Keeping deals on track, getting the details right
In Private Equity, speed counts – and so do the details. When buying and selling companies, there are a lot of moving parts and considerations to weigh when determining how to maximize value and minimize risk. Environmental liabilities can be overlooked but come with a long tail of costly obligations if not properly insured against.
An asset transaction in all cases does not necessarily provide liability protections from being brought into an environmental obligation. There have been court cases where that veil of protection has been pierced. Strict Joint & Several Liabilities have long-term financial implications for Private Equity firms purchasing target companies. Specifically, there are five main areas of environmental liability concern that need to be identified in a transaction:
- Historic operation(s) at an operating facilities
- Former operating divested sites
- Environmental liabilities assumed by predecessor companies where former operators assumed liabilities from earlier acquisitions
- Compliance violations & housekeeping issues
- Non-owned disposal sites.
Environmental due diligence reports typically focus on these areas of concern however, although there are professional standards for environmental assessment reports, a report performed on the sell side may look very different than the buyer side.
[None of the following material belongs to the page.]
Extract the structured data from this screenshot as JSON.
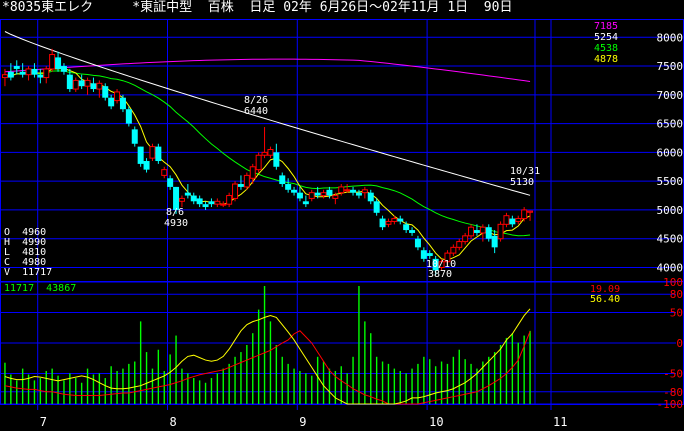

It is not economically feasible to test an entire site to determine the risks present and the type of review performed and areas selected for testing can greatly alter the report’s conclusions.
While it is likely the lowest cost element in any transaction, the transfer of environmental risk through the purchase of environmental liability insurance can mitigate potentially high costs issues by eliminating the long-tailed risk of liability.